What makes Schmidt’s poem such a pleasure is the enumeration of crime upon crime, the devilish voice of the speaker, and the comic musicality of the meter, rhythm and rhyme. And of course Schmidt’s own indulged humour, recognisable to most parents, who try not to laugh, whilst attempting to correct their wayward offspring.
The translators of this poem have really taken up Schmidt’s example. The judges thoroughly enjoyed the sense of fun and inventiveness of the translators. There were so many excellent translations to choose from. It was with regret that we had to eliminate many. For this reason we ended up choosing two winners, David Colmer and Paul Vincent. Renée Delhez, and Sadiqa de Meijer also produced lovely translations.

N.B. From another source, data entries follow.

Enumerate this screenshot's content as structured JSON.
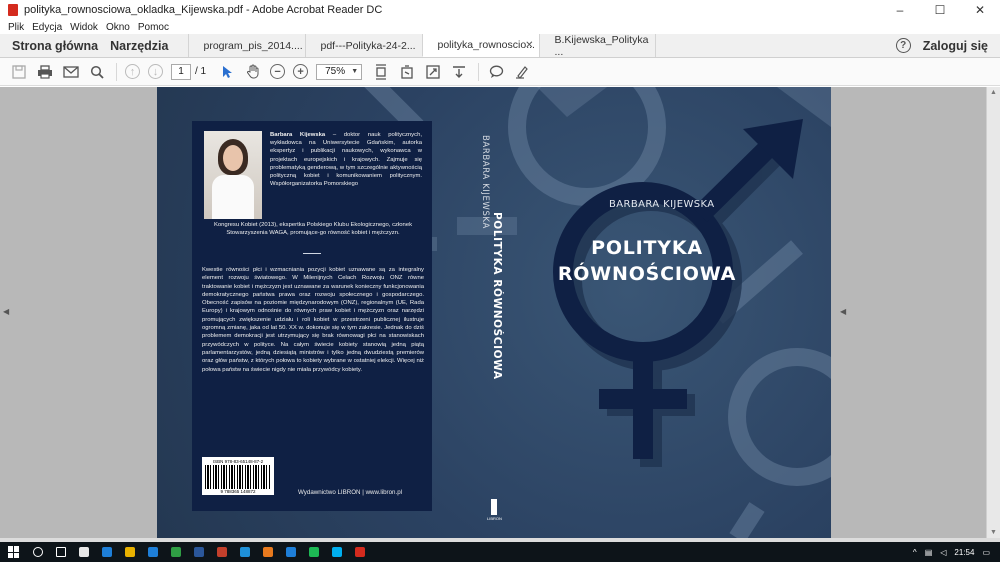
{
  "window": {
    "title": "polityka_rownosciowa_okladka_Kijewska.pdf - Adobe Acrobat Reader DC",
    "controls": {
      "minimize": "–",
      "maximize": "☐",
      "close": "✕"
    }
  },
  "menu": [
    "Plik",
    "Edycja",
    "Widok",
    "Okno",
    "Pomoc"
  ],
  "tabs": {
    "home": "Strona główna",
    "tools": "Narzędzia",
    "documents": [
      {
        "label": "program_pis_2014....",
        "active": false
      },
      {
        "label": "pdf---Polityka-24-2...",
        "active": false
      },
      {
        "label": "polityka_rownoscio...",
        "active": true,
        "close": "✕"
      },
      {
        "label": "B.Kijewska_Polityka ...",
        "active": false
      }
    ],
    "help": "?",
    "login": "Zaloguj się"
  },
  "toolbar": {
    "page_current": "1",
    "page_total": "/ 1",
    "zoom": "75%"
  },
  "cover": {
    "back": {
      "bio_name": "Barbara Kijewska",
      "bio_text": " – doktor nauk politycznych, wykładowca na Uniwersytecie Gdańskim, autorka ekspertyz i publikacji naukowych, wykonawca w projektach europejskich i krajowych. Zajmuje się problematyką genderową, w tym szczególnie aktywnością polityczną kobiet i komunikowaniem politycznym. Współorganizatorka Pomorskiego",
      "bio_tail": "Kongresu Kobiet (2013), ekspertka Polskiego Klubu Ekologicznego, członek Stowarzyszenia WAGA, promujące-go równość kobiet i mężczyzn.",
      "blurb": "Kwestie równości płci i wzmacniania pozycji kobiet uznawane są za integralny element rozwoju światowego. W Milenijnych Celach Rozwoju ONZ równe traktowanie kobiet i mężczyzn jest uznawane za warunek konieczny funkcjonowania demokratycznego państwa prawa oraz rozwoju społecznego i gospodarczego. Obecność zapisów na poziomie międzynarodowym (ONZ), regionalnym (UE, Rada Europy) i krajowym odnośnie do równych praw kobiet i mężczyzn oraz narzędzi promujących zwiększenie udziału i roli kobiet w przestrzeni publicznej ilustruje ogromną zmianę, jaka od lat 50. XX w. dokonuje się w tym zakresie. Jednak do dziś problemem demokracji jest utrzymujący się brak równowagi płci na stanowiskach przywódczych w polityce. Na całym świecie kobiety stanowią jedną piątą parlamentarzystów, jedną dziesiątą ministrów i tylko jedną dwudziestą premierów oraz głów państw, z których połowa to kobiety wybrane w ostatniej elekcji. Więcej niż połowa państw na świecie nigdy nie miała przywódcy kobiety.",
      "isbn": "ISBN 978-83-65148-87-2",
      "barcode_digits": "9 788365 148872",
      "publisher": "Wydawnictwo LIBRON    |    www.libron.pl"
    },
    "spine": {
      "author": "BARBARA KIJEWSKA",
      "title": "POLITYKA RÓWNOŚCIOWA",
      "logo": "LIBRON"
    },
    "front": {
      "author": "BARBARA KIJEWSKA",
      "title_line1": "POLITYKA",
      "title_line2": "RÓWNOŚCIOWA"
    }
  },
  "taskbar": {
    "time": "21:54",
    "app_colors": [
      "#e8e8e8",
      "#1e7fd8",
      "#e8b100",
      "#1e7fd8",
      "#2f9e44",
      "#2b579a",
      "#c3402c",
      "#1e90d8",
      "#e87a1e",
      "#1e7fd8",
      "#1db954",
      "#00aff0",
      "#d42b1e"
    ]
  },
  "colors": {
    "cover_bg": "#2b4262",
    "panel": "#0f2044",
    "symbol_light": "#6f87a3",
    "symbol_dark": "#0f2044"
  }
}
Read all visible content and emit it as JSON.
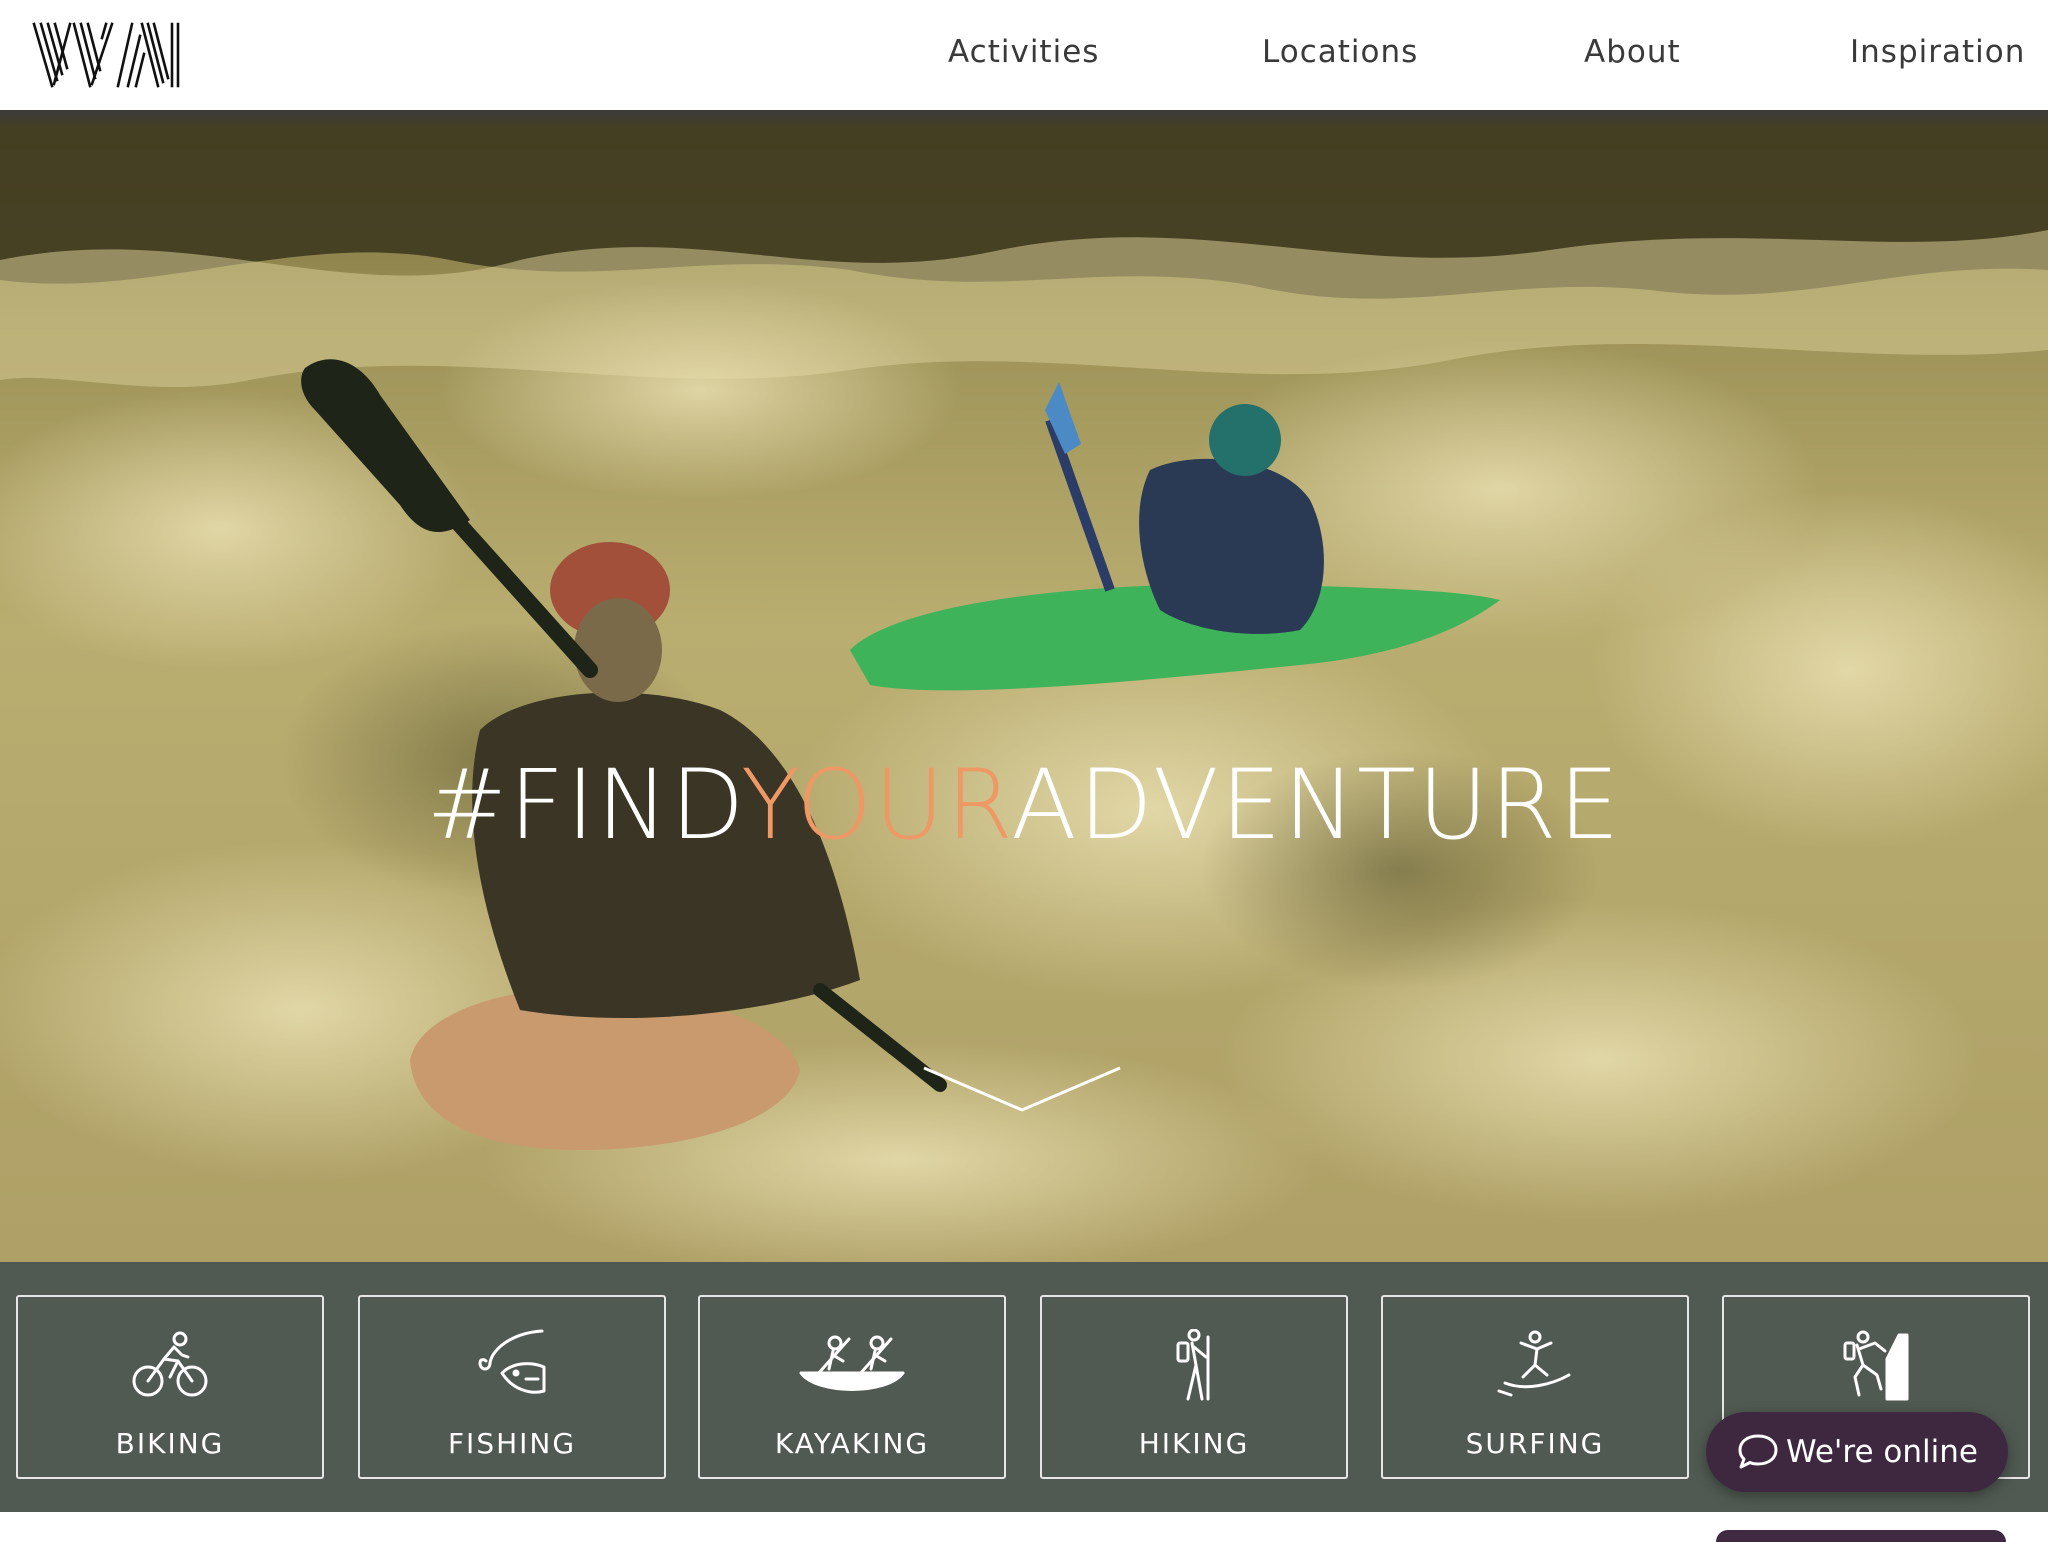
{
  "header": {
    "logo_text": "VVN",
    "nav": [
      {
        "label": "Activities"
      },
      {
        "label": "Locations"
      },
      {
        "label": "About"
      },
      {
        "label": "Inspiration"
      }
    ]
  },
  "hero": {
    "title_prefix": "#FIND",
    "title_accent": "YOUR",
    "title_suffix": "ADVENTURE",
    "accent_color": "#ee9866",
    "image_description": "two kayakers paddling through whitewater rapids",
    "scroll_icon": "chevron-down-icon"
  },
  "activities": [
    {
      "label": "BIKING",
      "icon": "bike-icon"
    },
    {
      "label": "FISHING",
      "icon": "fishing-icon"
    },
    {
      "label": "KAYAKING",
      "icon": "kayak-icon"
    },
    {
      "label": "HIKING",
      "icon": "hiker-icon"
    },
    {
      "label": "SURFING",
      "icon": "surfer-icon"
    },
    {
      "label": "",
      "icon": "climbing-icon"
    }
  ],
  "chat": {
    "label": "We're online",
    "icon": "chat-bubble-icon",
    "color": "#3d2840"
  },
  "colors": {
    "activity_bar": "#505a52",
    "nav_text": "#3a3a3a"
  }
}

The two winners are interesting in that they demonstrate entirely different approaches to the translation of the poem. David Colmer has captured the sense of fun in the original, inventing calumny upon calumny, and in doing so almost creating a new poem. Together with a number of the translators he felt the need to update the poem, whereby the milkman and his horse disappear. Paul Vincent follows the original more closely, but creates an equally witty and playful translation in English.Paul Evans